Saturday, March 17, 2012
I so loved this book...
Sometimes I get so utterly frustrated with myself. Seriously, seriously frustrated. I want so badly to be able to talk about the books I read with the eloquence that others seem to do so easily. (And yes, I do realize that most people likely work very hard at writing their beautiful reviews; they just make it look easy.) But it doesn't seem to matter how hard I try, I can never get all the scrambled thoughts racing through my head put down "on paper" in a way that does a book justice. And you what, for the most part, I've come to terms with that--writing a little blurb about each book I read in a monthly wrap-up post--yeah, I think that's going to work for me.
EXCEPT!!! What about those books that I just fall in love with?!! For those books that I just want to be able to explain why they touched me the way they touched me. Or for those books that seem important enough that I think everyone should read them. Or for those books that are so fresh or unique that they delighted me to the core. For all those types of books, I wish I could write. *sigh*
Aristotle and Dante Discover the Secrets of the Universe is one of those books. I love it for the way it touched me. But why did it get to me the way it did? That's where I have trouble getting the thoughts out...
*It was a delight to take in the words on every page. Truly, there is something about Benjamin Alire Saenz' writing that is just plain beautiful. Beautiful in a straight-forward, uncluttered way. If I was still in the habit of writing down quotes I loved, I would have filled pages in my journal from this book.

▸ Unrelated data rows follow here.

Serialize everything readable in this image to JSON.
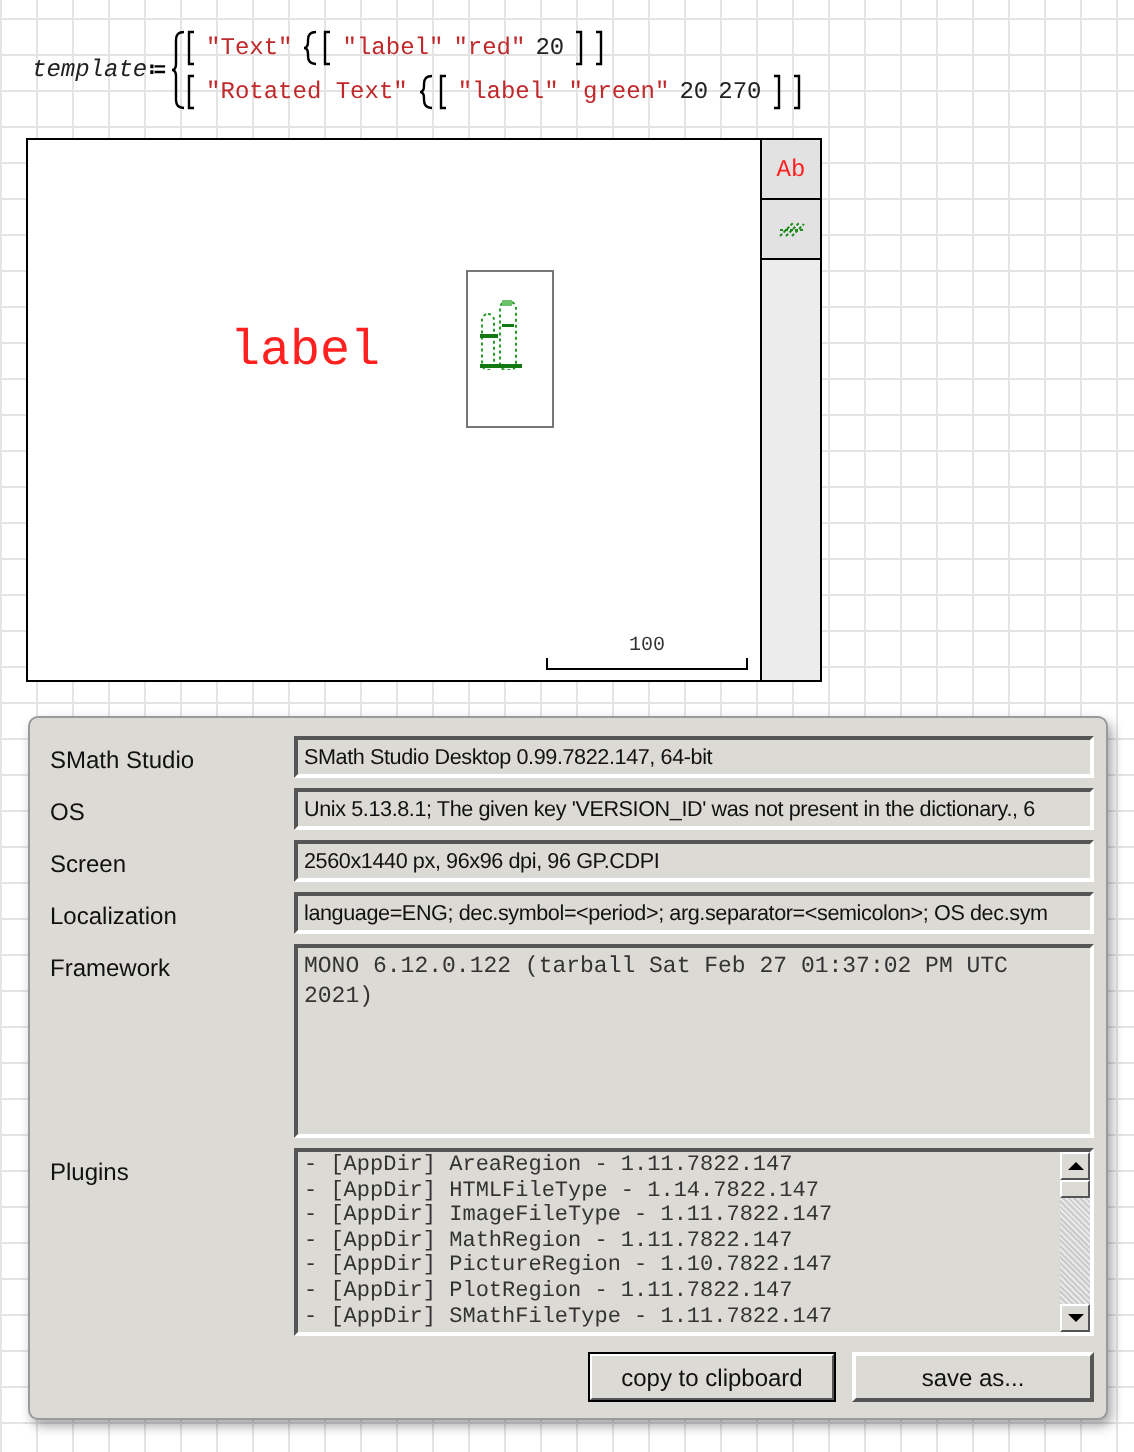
{
  "expression": {
    "name": "template",
    "operator": "≔",
    "rows": [
      {
        "items": [
          {
            "kind": "string",
            "text": "\"Text\""
          },
          {
            "kind": "vector",
            "items": [
              {
                "kind": "string",
                "text": "\"label\""
              },
              {
                "kind": "string",
                "text": "\"red\""
              },
              {
                "kind": "number",
                "text": "20"
              }
            ]
          }
        ]
      },
      {
        "items": [
          {
            "kind": "string",
            "text": "\"Rotated Text\""
          },
          {
            "kind": "vector",
            "items": [
              {
                "kind": "string",
                "text": "\"label\""
              },
              {
                "kind": "string",
                "text": "\"green\""
              },
              {
                "kind": "number",
                "text": "20"
              },
              {
                "kind": "number",
                "text": "270"
              }
            ]
          }
        ]
      }
    ]
  },
  "plot": {
    "text_label": "label",
    "scale_label": "100",
    "tools": [
      {
        "kind": "text",
        "text": "Ab",
        "color": "#ff2020"
      },
      {
        "kind": "rotated",
        "color": "#1a8a1a"
      }
    ]
  },
  "dialog": {
    "rows": [
      {
        "label": "SMath Studio",
        "kind": "line",
        "value": "SMath Studio Desktop 0.99.7822.147, 64-bit"
      },
      {
        "label": "OS",
        "kind": "line",
        "value": "Unix 5.13.8.1; The given key 'VERSION_ID' was not present in the dictionary., 6"
      },
      {
        "label": "Screen",
        "kind": "line",
        "value": "2560x1440 px, 96x96 dpi, 96 GP.CDPI"
      },
      {
        "label": "Localization",
        "kind": "line",
        "value": "language=ENG; dec.symbol=<period>; arg.separator=<semicolon>; OS dec.sym"
      },
      {
        "label": "Framework",
        "kind": "memo",
        "value": "MONO 6.12.0.122 (tarball Sat Feb 27 01:37:02 PM UTC 2021)"
      },
      {
        "label": "Plugins",
        "kind": "list",
        "lines": [
          "- [AppDir] AreaRegion - 1.11.7822.147",
          "- [AppDir] HTMLFileType - 1.14.7822.147",
          "- [AppDir] ImageFileType - 1.11.7822.147",
          "- [AppDir] MathRegion - 1.11.7822.147",
          "- [AppDir] PictureRegion - 1.10.7822.147",
          "- [AppDir] PlotRegion - 1.11.7822.147",
          "- [AppDir] SMathFileType - 1.11.7822.147"
        ]
      }
    ],
    "buttons": [
      {
        "label": "copy to clipboard",
        "selected": true
      },
      {
        "label": "save as...",
        "selected": false
      }
    ]
  }
}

I really can't wait to try more of his books.
*At one point, I was maybe a quarter of the way through the book at the time, I mentioned in an email to Chris (he's the one who made me want to read this is the first place) that this book was reminding me of John Green. But try as I might I couldn't define, even to myself, why. Then as I was reading it the next night, it dawned on me. I thought, "It's because he 'gets' teenagers just like John Green does." And then followed that thought with, "Now that's a really stupid thing to say. As if teenagers were this one huge homogeneous group that can be understood as a whole." What I really meant was that he respects teenagers. As people. As individuals. With legitimate ideas. With legitimate feelings. With legitimate flaws. With legitimate fears.
*The characters in this book stole my heart. You know that feeling when you just wish so badly that a character in a book was more than a character in a book, but was a real-life breathing person and that that person was a part of your life. That's how I felt about these two teenage boys, Aristotle and Dante.

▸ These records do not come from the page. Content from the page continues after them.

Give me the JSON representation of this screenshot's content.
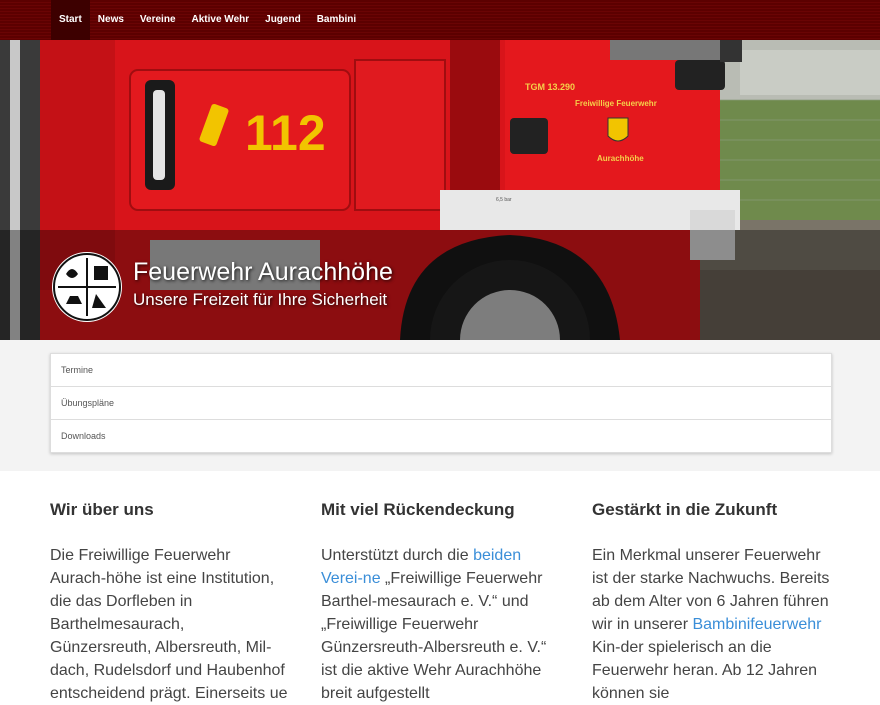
{
  "nav": {
    "items": [
      {
        "label": "Start",
        "active": true
      },
      {
        "label": "News"
      },
      {
        "label": "Vereine"
      },
      {
        "label": "Aktive Wehr"
      },
      {
        "label": "Jugend"
      },
      {
        "label": "Bambini"
      }
    ]
  },
  "hero": {
    "title": "Feuerwehr Aurachhöhe",
    "subtitle": "Unsere Freizeit für Ihre Sicherheit",
    "truck_number": "112",
    "truck_model": "TGM 13.290",
    "door_text_1": "Freiwillige Feuerwehr",
    "door_text_2": "Aurachhöhe",
    "tire_label": "6,5 bar"
  },
  "links": [
    "Termine",
    "Übungspläne",
    "Downloads"
  ],
  "columns": [
    {
      "title": "Wir über uns",
      "text": "Die Freiwillige Feuerwehr Aurach-höhe ist eine Institution, die das Dorfleben in Barthelmesaurach, Günzersreuth, Albersreuth, Mil-dach, Rudelsdorf und Haubenhof entscheidend prägt. Einerseits ue"
    },
    {
      "title": "Mit viel Rückendeckung",
      "pre": "Unterstützt durch die ",
      "link": "beiden Verei-ne",
      "post": " „Freiwillige Feuerwehr Barthel-mesaurach e. V.“ und „Freiwillige Feuerwehr Günzersreuth-Albersreuth e. V.“ ist die aktive Wehr Aurachhöhe breit aufgestellt"
    },
    {
      "title": "Gestärkt in die Zukunft",
      "pre": "Ein Merkmal unserer Feuerwehr ist der starke Nachwuchs. Bereits ab dem Alter von 6 Jahren führen wir in unserer ",
      "link": "Bambinifeuerwehr",
      "post": " Kin-der spielerisch an die Feuerwehr heran. Ab 12 Jahren können sie"
    }
  ],
  "colors": {
    "nav_bg": "#5c0000",
    "truck_red": "#e0161b",
    "link": "#3a8ed8"
  }
}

*I loved the recurring idea of ecotones, a term from ecology, extrapolated here to life in general. From the straddling of the boys' Mexican heritage and their American homes to the straddling of childhood and adulthood. Lots of borderlands, transitions of many kinds.
*When I first shut the covers on this book for the last time, I wasn't sure what I thought of the ending. I mean, I loved how it ended. But I wasn't sure I "bought" it. Obviously, I can't really explain without spoiling. But anyway, it's now been a couple of days since I finished the book. I can't stop thinking about it. And I think I've turned around a bit...I do think I buy the ending. (I still have one little quibble with one little thing, but that doesn't make the book "unbelievable"--I just happen to disagree with something a character said.)

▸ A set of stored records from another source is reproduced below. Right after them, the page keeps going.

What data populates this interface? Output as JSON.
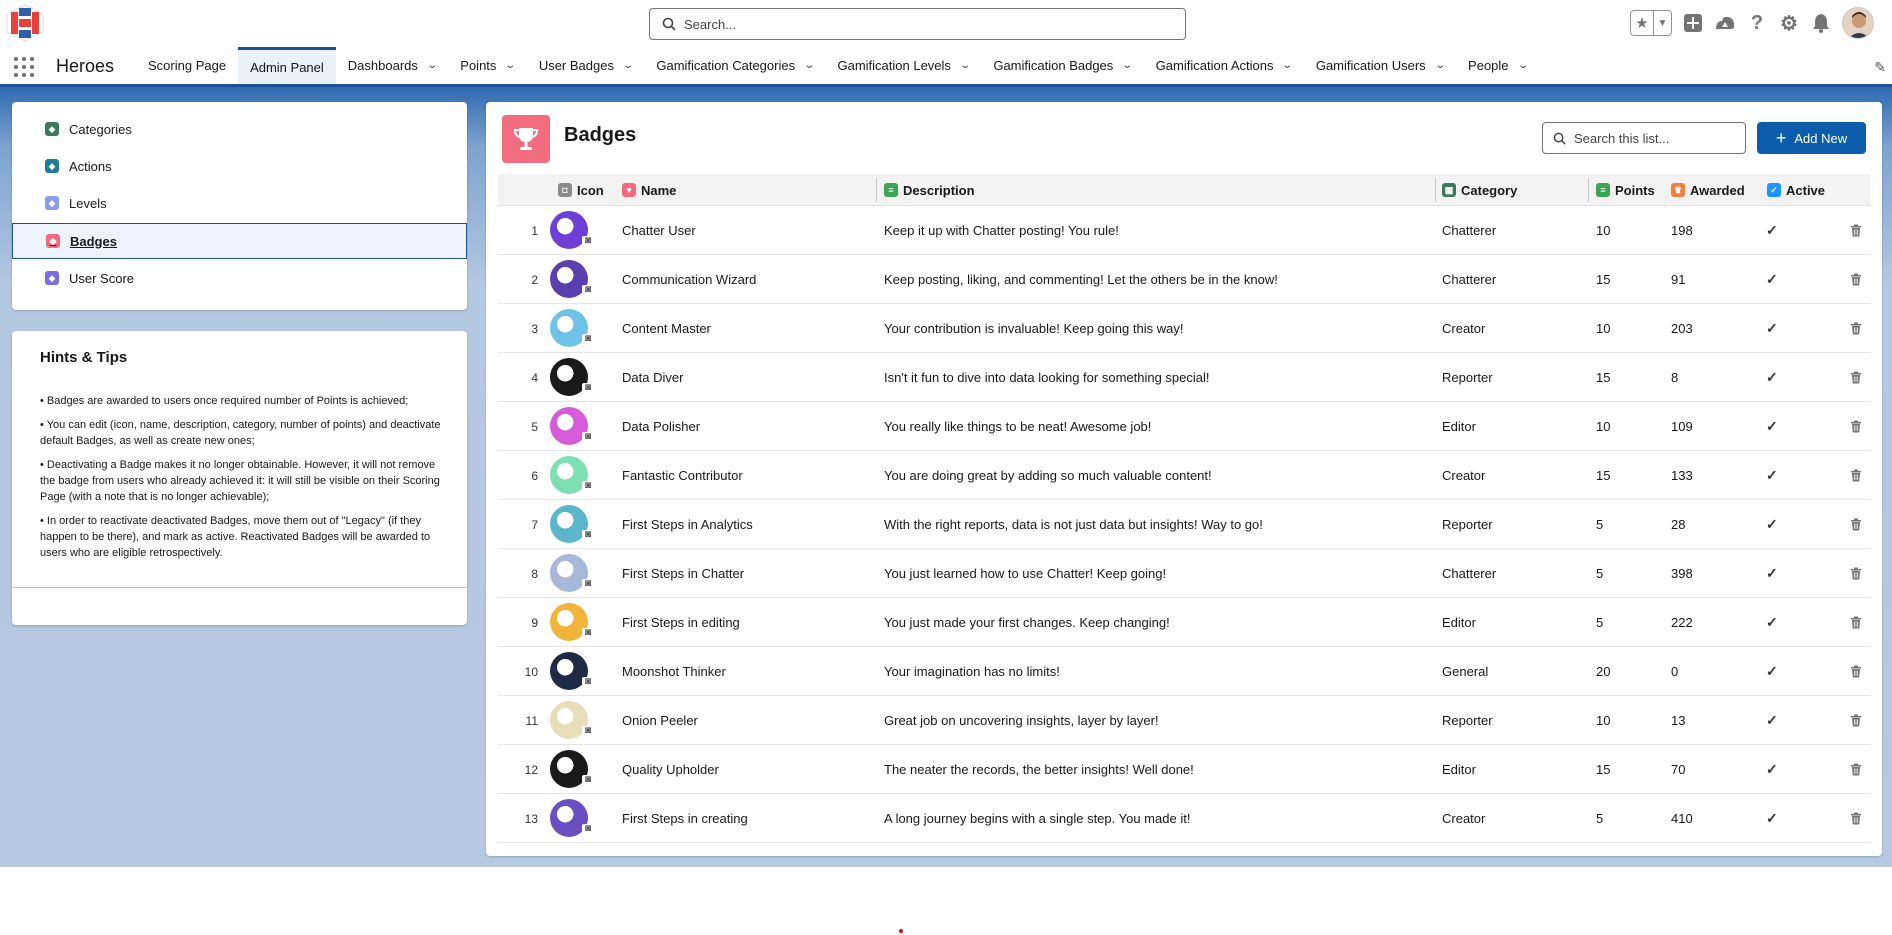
{
  "header": {
    "search_placeholder": "Search...",
    "icons": [
      "favorites-star-icon",
      "favorites-dropdown-icon",
      "add-icon",
      "trailhead-icon",
      "help-icon",
      "setup-gear-icon",
      "notifications-bell-icon"
    ]
  },
  "nav": {
    "app_name": "Heroes",
    "tabs": [
      {
        "label": "Scoring Page",
        "dropdown": false,
        "active": false
      },
      {
        "label": "Admin Panel",
        "dropdown": false,
        "active": true
      },
      {
        "label": "Dashboards",
        "dropdown": true,
        "active": false
      },
      {
        "label": "Points",
        "dropdown": true,
        "active": false
      },
      {
        "label": "User Badges",
        "dropdown": true,
        "active": false
      },
      {
        "label": "Gamification Categories",
        "dropdown": true,
        "active": false
      },
      {
        "label": "Gamification Levels",
        "dropdown": true,
        "active": false
      },
      {
        "label": "Gamification Badges",
        "dropdown": true,
        "active": false
      },
      {
        "label": "Gamification Actions",
        "dropdown": true,
        "active": false
      },
      {
        "label": "Gamification Users",
        "dropdown": true,
        "active": false
      },
      {
        "label": "People",
        "dropdown": true,
        "active": false
      }
    ]
  },
  "sidebar": {
    "items": [
      {
        "label": "Categories",
        "icon": "categories-icon",
        "color": "#3a7a5a",
        "active": false
      },
      {
        "label": "Actions",
        "icon": "actions-icon",
        "color": "#1d7f9c",
        "active": false
      },
      {
        "label": "Levels",
        "icon": "levels-icon",
        "color": "#8b9cf0",
        "active": false
      },
      {
        "label": "Badges",
        "icon": "badges-icon",
        "color": "#f16c7f",
        "active": true
      },
      {
        "label": "User Score",
        "icon": "user-score-icon",
        "color": "#7a6ee0",
        "active": false
      }
    ]
  },
  "hints": {
    "title": "Hints & Tips",
    "items": [
      "• Badges are awarded to users once required number of Points is achieved;",
      "• You can edit (icon, name, description, category, number of points) and deactivate default Badges, as well as create new ones;",
      "• Deactivating a Badge makes it no longer obtainable. However, it will not remove the badge from users who already achieved it: it will still be visible on their Scoring Page (with a note that is no longer achievable);",
      "• In order to reactivate deactivated Badges, move them out of \"Legacy\" (if they happen to be there), and mark as active. Reactivated Badges will be awarded to users who are eligible retrospectively."
    ]
  },
  "main": {
    "title": "Badges",
    "search_placeholder": "Search this list...",
    "add_button": "Add New",
    "columns": {
      "icon": "Icon",
      "name": "Name",
      "description": "Description",
      "category": "Category",
      "points": "Points",
      "awarded": "Awarded",
      "active": "Active"
    },
    "colors": {
      "accent": "#0b5cab",
      "badge_header": "#f16c7f"
    },
    "rows": [
      {
        "num": "1",
        "name": "Chatter User",
        "description": "Keep it up with Chatter posting! You rule!",
        "category": "Chatterer",
        "points": "10",
        "awarded": "198",
        "active": true,
        "icon_color": "#6d3fd6"
      },
      {
        "num": "2",
        "name": "Communication Wizard",
        "description": "Keep posting, liking, and commenting! Let the others be in the know!",
        "category": "Chatterer",
        "points": "15",
        "awarded": "91",
        "active": true,
        "icon_color": "#5b3fae"
      },
      {
        "num": "3",
        "name": "Content Master",
        "description": "Your contribution is invaluable! Keep going this way!",
        "category": "Creator",
        "points": "10",
        "awarded": "203",
        "active": true,
        "icon_color": "#6fc3e8"
      },
      {
        "num": "4",
        "name": "Data Diver",
        "description": "Isn't it fun to dive into data looking for something special!",
        "category": "Reporter",
        "points": "15",
        "awarded": "8",
        "active": true,
        "icon_color": "#1a1a1a"
      },
      {
        "num": "5",
        "name": "Data Polisher",
        "description": "You really like things to be neat! Awesome job!",
        "category": "Editor",
        "points": "10",
        "awarded": "109",
        "active": true,
        "icon_color": "#d65bd8"
      },
      {
        "num": "6",
        "name": "Fantastic Contributor",
        "description": "You are doing great by adding so much valuable content!",
        "category": "Creator",
        "points": "15",
        "awarded": "133",
        "active": true,
        "icon_color": "#7ee0b0"
      },
      {
        "num": "7",
        "name": "First Steps in Analytics",
        "description": "With the right reports, data is not just data but insights! Way to go!",
        "category": "Reporter",
        "points": "5",
        "awarded": "28",
        "active": true,
        "icon_color": "#5ab6c8"
      },
      {
        "num": "8",
        "name": "First Steps in Chatter",
        "description": "You just learned how to use Chatter! Keep going!",
        "category": "Chatterer",
        "points": "5",
        "awarded": "398",
        "active": true,
        "icon_color": "#a8b8d8"
      },
      {
        "num": "9",
        "name": "First Steps in editing",
        "description": "You just made your first changes. Keep changing!",
        "category": "Editor",
        "points": "5",
        "awarded": "222",
        "active": true,
        "icon_color": "#f0b53a"
      },
      {
        "num": "10",
        "name": "Moonshot Thinker",
        "description": "Your imagination has no limits!",
        "category": "General",
        "points": "20",
        "awarded": "0",
        "active": true,
        "icon_color": "#1f2a44"
      },
      {
        "num": "11",
        "name": "Onion Peeler",
        "description": "Great job on uncovering insights, layer by layer!",
        "category": "Reporter",
        "points": "10",
        "awarded": "13",
        "active": true,
        "icon_color": "#e9dcb8"
      },
      {
        "num": "12",
        "name": "Quality Upholder",
        "description": "The neater the records, the better insights! Well done!",
        "category": "Editor",
        "points": "15",
        "awarded": "70",
        "active": true,
        "icon_color": "#1a1a1a"
      },
      {
        "num": "13",
        "name": "First Steps in creating",
        "description": "A long journey begins with a single step. You made it!",
        "category": "Creator",
        "points": "5",
        "awarded": "410",
        "active": true,
        "icon_color": "#6a4fc0"
      }
    ]
  }
}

And well, how about I just send you to Chris's review so you can actually find out what the book is about and some sensible thoughts on why it's wonderful...